An estate plan is a collection of important legal documents that specify how you want your final wishes to be carried out if you should become incapacitated or die. Everyone needs an estate plan, but it’s especially important for new parents to get these documents in order.
Most Americans have no formal estate plan in place to specify how they want their final wishes to be carried out after they die. A 2023 study by LawDepot found that 73 percent of survey respondents did not have an estate plan.
Part of the problem might be in the term “estate planning.” For many people, the word “estate” conjures up images of multimillion-dollar mansions with sprawling lawns. But the truth is, everyone has an estate. Your estate is simply everything you own, including your bank accounts, your home, your vehicles, your furniture, your keepsakes and even your beloved pet.
The most important documents in an estate plan
A formal estate plan can include many different documents. Here are some of the most important components:
- A will to ensure that your property is distributed according to your wishes
- A trust to help limit estate taxes or legal challenges
- A durable power of attorney so a person you assign will act on your behalf when you cannot do so yourself
- Beneficiary designations to specify who will receive what upon your death. Be sure to name both a beneficiary and a backup or contingent beneficiary. You want to make sure you name the same beneficiary(ies) on all your documents, including your will, your life insurance policies, your 401(k) plan and other documents.
- A letter of intent to your executor or a beneficiary to define what you want to be done with a particular asset after your death or incapacitation, including funeral details or other special requests. This letter will help guide the distribution of your assets if your will is found to be invalid for some reason.
- A health care power of attorney to designate an individual you trust to make important health care decisions on your behalf if you become incapacitated
- Guardianship designations to specify who will raise your children if you die. Again, choose both a guardian individual or couple and also a backup or contingent individual or couple.
Confusion and chaos reign when you die without an estate plan
If you die without a will, the legal term for that situation is that you die intestate, and then the local government decides how to handle your possessions, who will raise your children and even what will happen to you if you become incapacitated.
When people die intestate, their estates have to go through probate. It’s a time-consuming process that typically causes their family members a lot of anxiety and frustration.

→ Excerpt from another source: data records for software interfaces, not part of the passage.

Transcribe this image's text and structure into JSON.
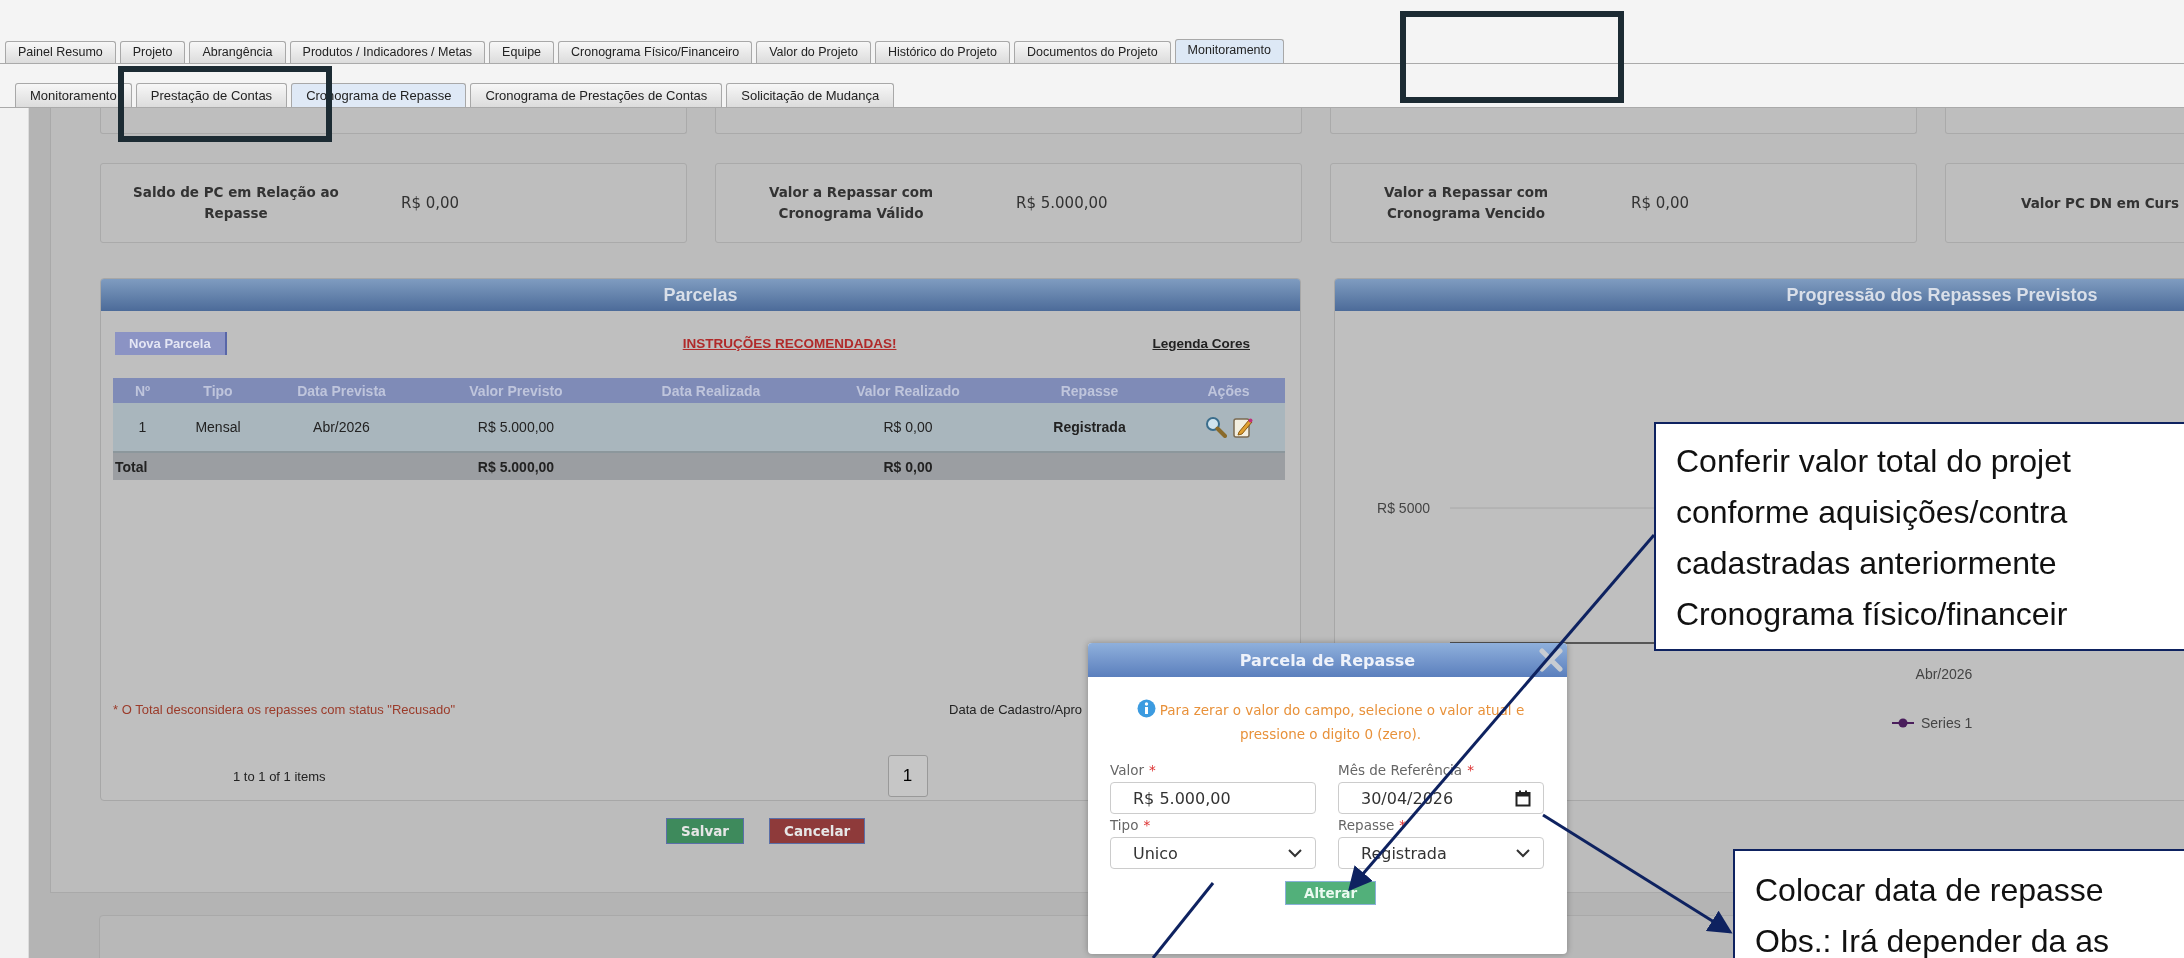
{
  "tabs": [
    {
      "label": "Painel Resumo",
      "selected": false
    },
    {
      "label": "Projeto",
      "selected": false
    },
    {
      "label": "Abrangência",
      "selected": false
    },
    {
      "label": "Produtos / Indicadores / Metas",
      "selected": false
    },
    {
      "label": "Equipe",
      "selected": false
    },
    {
      "label": "Cronograma Físico/Financeiro",
      "selected": false
    },
    {
      "label": "Valor do Projeto",
      "selected": false
    },
    {
      "label": "Histórico do Projeto",
      "selected": false
    },
    {
      "label": "Documentos do Projeto",
      "selected": false
    },
    {
      "label": "Monitoramento",
      "selected": true
    }
  ],
  "subtabs": [
    {
      "label": "Monitoramento",
      "selected": false
    },
    {
      "label": "Prestação de Contas",
      "selected": false
    },
    {
      "label": "Cronograma de Repasse",
      "selected": true
    },
    {
      "label": "Cronograma de Prestações de Contas",
      "selected": false
    },
    {
      "label": "Solicitação de Mudança",
      "selected": false
    }
  ],
  "summary_cards": [
    {
      "label": "Saldo de PC em Relação ao Repasse",
      "value": "R$ 0,00"
    },
    {
      "label": "Valor a Repassar com Cronograma Válido",
      "value": "R$ 5.000,00"
    },
    {
      "label": "Valor a Repassar com Cronograma Vencido",
      "value": "R$ 0,00"
    },
    {
      "label": "Valor PC DN em Curs"
    }
  ],
  "parcelas": {
    "title": "Parcelas",
    "new_button": "Nova Parcela",
    "instructions_link": "INSTRUÇÕES RECOMENDADAS!",
    "legend_link": "Legenda Cores",
    "columns": [
      "Nº",
      "Tipo",
      "Data Prevista",
      "Valor Previsto",
      "Data Realizada",
      "Valor Realizado",
      "Repasse",
      "Ações"
    ],
    "rows": [
      {
        "n": "1",
        "tipo": "Mensal",
        "data_prevista": "Abr/2026",
        "valor_previsto": "R$ 5.000,00",
        "valor_realizado": "R$ 0,00",
        "repasse": "Registrada"
      }
    ],
    "total": {
      "label": "Total",
      "valor_previsto": "R$ 5.000,00",
      "valor_realizado": "R$ 0,00"
    },
    "footnote": "* O Total desconsidera os repasses com status \"Recusado\"",
    "date_label": "Data de Cadastro/Apro",
    "pager_info": "1 to 1 of 1 items",
    "page": "1"
  },
  "buttons": [
    {
      "label": "Salvar",
      "kind": "save"
    },
    {
      "label": "Cancelar",
      "kind": "cancel"
    }
  ],
  "chart": {
    "title": "Progressão dos Repasses Previstos",
    "y_label": "R$ 5000",
    "x_label": "Abr/2026",
    "legend": "Series 1"
  },
  "modal": {
    "title": "Parcela de Repasse",
    "info": "Para zerar o valor do campo, selecione o valor atual e pressione o digito 0 (zero).",
    "fields": [
      {
        "label": "Valor",
        "mark": "*",
        "kind": "text",
        "value": "R$ 5.000,00"
      },
      {
        "label": "Mês de Referência",
        "mark": "*",
        "kind": "date",
        "value": "30/04/2026"
      },
      {
        "label": "Tipo",
        "mark": "*",
        "kind": "select",
        "value": "Unico"
      },
      {
        "label": "Repasse",
        "mark": "*",
        "kind": "select",
        "value": "Registrada"
      }
    ],
    "submit": "Alterar"
  },
  "callouts": [
    {
      "lines": [
        "Conferir valor total do projet",
        "conforme aquisições/contra",
        "cadastradas anteriormente",
        "Cronograma físico/financeir"
      ]
    },
    {
      "lines": [
        "Colocar data de repasse",
        "Obs.: Irá depender da as"
      ]
    }
  ]
}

And that’s not all. Many times, when people leave behind no instructions for how to carry out their final wishes, their families become embroiled in arguments over who gets what. It can tear families apart. You’ve probably heard stories about people sneaking into the deceased person’s home and taking what they want so no one else can get their hands on it. In some cases, arguments arise when one family member suggests that all assets be split among the survivors equally, but others argue that one family member got more financial help from the deceased person over his or lifetime and therefore should receive less than everyone else.

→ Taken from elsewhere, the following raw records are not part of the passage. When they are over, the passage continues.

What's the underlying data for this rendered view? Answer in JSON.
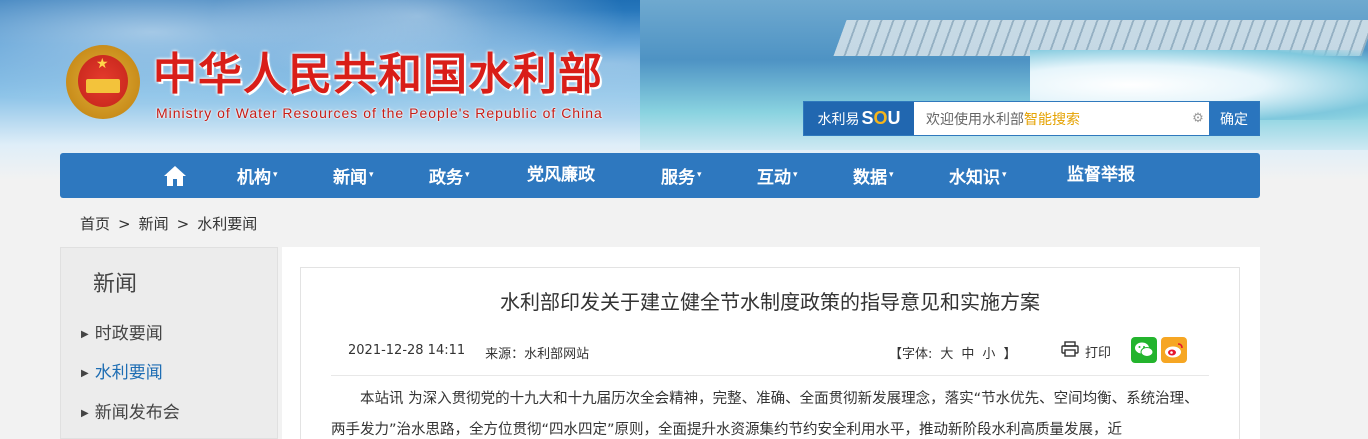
{
  "header": {
    "title_cn": "中华人民共和国水利部",
    "title_en": "Ministry of Water Resources of the People's Republic of China"
  },
  "search": {
    "brand_label": "水利易",
    "brand_sou": "SOU",
    "placeholder_prefix": "欢迎使用水利部",
    "placeholder_highlight": "智能搜索",
    "submit_label": "确定"
  },
  "nav": {
    "items": [
      {
        "label": "机构",
        "has_dropdown": true
      },
      {
        "label": "新闻",
        "has_dropdown": true
      },
      {
        "label": "政务",
        "has_dropdown": true
      },
      {
        "label": "党风廉政",
        "has_dropdown": false
      },
      {
        "label": "服务",
        "has_dropdown": true
      },
      {
        "label": "互动",
        "has_dropdown": true
      },
      {
        "label": "数据",
        "has_dropdown": true
      },
      {
        "label": "水知识",
        "has_dropdown": true
      },
      {
        "label": "监督举报",
        "has_dropdown": false
      }
    ]
  },
  "breadcrumb": {
    "items": [
      "首页",
      "新闻",
      "水利要闻"
    ],
    "separator": ">"
  },
  "sidebar": {
    "heading": "新闻",
    "items": [
      {
        "label": "时政要闻",
        "active": false
      },
      {
        "label": "水利要闻",
        "active": true
      },
      {
        "label": "新闻发布会",
        "active": false
      }
    ]
  },
  "article": {
    "title": "水利部印发关于建立健全节水制度政策的指导意见和实施方案",
    "date": "2021-12-28 14:11",
    "source_label": "来源：水利部网站",
    "font_label_open": "【字体:",
    "font_large": "大",
    "font_medium": "中",
    "font_small": "小",
    "font_label_close": "】",
    "print_label": "打印",
    "body": "本站讯 为深入贯彻党的十九大和十九届历次全会精神，完整、准确、全面贯彻新发展理念，落实“节水优先、空间均衡、系统治理、两手发力”治水思路，全方位贯彻“四水四定”原则，全面提升水资源集约节约安全利用水平，推动新阶段水利高质量发展，近"
  },
  "colors": {
    "nav_bg": "#2e78bf",
    "title_red": "#d91e18",
    "active_link": "#1e6db3",
    "wechat": "#23b42d",
    "weibo": "#f6a623"
  }
}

Having an estate plan in place will also provide specific guidance for what you want to happen if you should become incapacitated. If you do not put your wishes in writing, and then you become sick or injured and end up in a coma, for example, some family members might be adamant about keeping you on life support, while others will argue that you should be allowed to pass with dignity. If you do not sign an advance directive, your medical team and your family will be left to decide what to do. This can cause a lot of confusion and chaos at a time that is already stressful.
If you are a parent, your most compelling reason to get an estate plan in place is that you want to make sure your child is taken care of if something happens to you. If you do not name a guardian in a legal document, the court will appoint a guardian if you and the child’s other parent pass away. You do not want a judge deciding who will raise your child or children if you pass away unexpectedly!

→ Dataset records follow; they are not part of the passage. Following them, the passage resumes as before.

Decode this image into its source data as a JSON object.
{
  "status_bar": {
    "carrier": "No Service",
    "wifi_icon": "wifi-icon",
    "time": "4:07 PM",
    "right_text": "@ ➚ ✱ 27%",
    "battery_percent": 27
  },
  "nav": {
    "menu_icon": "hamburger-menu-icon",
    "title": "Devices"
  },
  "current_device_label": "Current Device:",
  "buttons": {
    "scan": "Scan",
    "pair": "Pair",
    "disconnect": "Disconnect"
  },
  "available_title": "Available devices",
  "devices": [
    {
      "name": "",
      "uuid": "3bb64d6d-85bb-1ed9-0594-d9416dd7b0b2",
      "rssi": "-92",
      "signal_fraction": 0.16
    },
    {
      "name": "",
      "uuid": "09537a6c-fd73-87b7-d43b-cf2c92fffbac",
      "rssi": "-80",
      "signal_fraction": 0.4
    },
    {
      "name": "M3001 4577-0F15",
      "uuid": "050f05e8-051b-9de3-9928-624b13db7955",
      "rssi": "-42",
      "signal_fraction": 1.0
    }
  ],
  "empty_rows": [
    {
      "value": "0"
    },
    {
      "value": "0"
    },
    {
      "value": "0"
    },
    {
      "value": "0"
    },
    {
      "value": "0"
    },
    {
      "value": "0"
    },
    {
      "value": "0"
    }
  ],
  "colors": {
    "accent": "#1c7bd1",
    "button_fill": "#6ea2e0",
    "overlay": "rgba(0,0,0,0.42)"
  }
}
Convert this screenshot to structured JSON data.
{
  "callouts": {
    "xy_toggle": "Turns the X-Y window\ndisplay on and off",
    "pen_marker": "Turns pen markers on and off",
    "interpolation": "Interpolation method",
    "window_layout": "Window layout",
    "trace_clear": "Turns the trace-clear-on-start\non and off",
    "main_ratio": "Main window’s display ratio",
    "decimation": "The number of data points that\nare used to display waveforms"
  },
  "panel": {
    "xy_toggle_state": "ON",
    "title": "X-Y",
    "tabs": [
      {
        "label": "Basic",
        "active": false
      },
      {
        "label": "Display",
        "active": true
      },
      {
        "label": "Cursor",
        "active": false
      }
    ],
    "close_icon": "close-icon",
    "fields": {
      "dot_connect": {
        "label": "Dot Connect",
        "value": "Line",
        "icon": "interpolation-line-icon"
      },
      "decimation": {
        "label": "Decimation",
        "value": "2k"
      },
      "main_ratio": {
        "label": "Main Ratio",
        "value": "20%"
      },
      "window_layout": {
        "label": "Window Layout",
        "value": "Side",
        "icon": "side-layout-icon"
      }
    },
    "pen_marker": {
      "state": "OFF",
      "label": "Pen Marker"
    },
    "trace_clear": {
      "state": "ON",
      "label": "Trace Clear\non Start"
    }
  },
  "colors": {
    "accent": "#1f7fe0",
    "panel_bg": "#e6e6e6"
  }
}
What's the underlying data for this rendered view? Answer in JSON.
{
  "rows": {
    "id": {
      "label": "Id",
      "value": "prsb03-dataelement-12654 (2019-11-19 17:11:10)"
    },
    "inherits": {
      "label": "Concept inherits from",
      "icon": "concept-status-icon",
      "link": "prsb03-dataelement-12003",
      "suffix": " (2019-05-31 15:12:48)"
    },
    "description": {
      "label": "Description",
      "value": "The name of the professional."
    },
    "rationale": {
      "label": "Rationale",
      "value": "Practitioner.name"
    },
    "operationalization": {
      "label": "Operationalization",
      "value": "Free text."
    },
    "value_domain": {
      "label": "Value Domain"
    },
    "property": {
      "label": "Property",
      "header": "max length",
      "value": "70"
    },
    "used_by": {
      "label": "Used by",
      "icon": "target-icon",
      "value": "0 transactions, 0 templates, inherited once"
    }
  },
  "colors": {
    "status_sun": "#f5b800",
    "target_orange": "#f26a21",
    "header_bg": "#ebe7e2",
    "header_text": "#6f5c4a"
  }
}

Under some state intestacy laws, if you are married at the time of your death, your current spouse could inherit all your assets, but this might not be what you want if you have children from a previous marriage. If you and your spouse both have wills, naming the same guardian can minimize the potential for disputes.
Potential chaos and confusion can be avoided simply by taking the time to get an estate plan in place with a trusted estate planning attorney. Ask your financial advisor if he or she already collaborates with an estate planning attorney or can recommend one.
Because there are so many components involved in an estate plan, it is typically a team effort and involves many professionals, such as your financial planner, estate planning attorney, accountant, life insurance advisor, tax attorney, banker and broker.
Welcoming a new child to the family, through either birth or adoption, is an exciting time, and there’s so much to do as you get your home ready. Please put estate planning at the top of your list! It should be the No. 1 priority of new parents — of all parents — but it often gets overlooked. No, it’s not as much fun as getting the nursery ready, planning a baby shower or buying baby clothes, but it is the single most important thing you can do for your new child.
Any opinions are those of the author and not necessarily those of Raymond James. This material is being provided for informational purposes only and is not a complete description, nor is it a recommendation. There is no guarantee that these statements, opinions or forecasts provided herein will prove to be correct. Investing involves risk and you may incur a profit or a loss regardless of strategy selected. No investment strategy can guarantee your objectives will be met. Past performance is no guarantee of future results. Prior to making an investment decision, please consult with your financial advisor about your individual situation.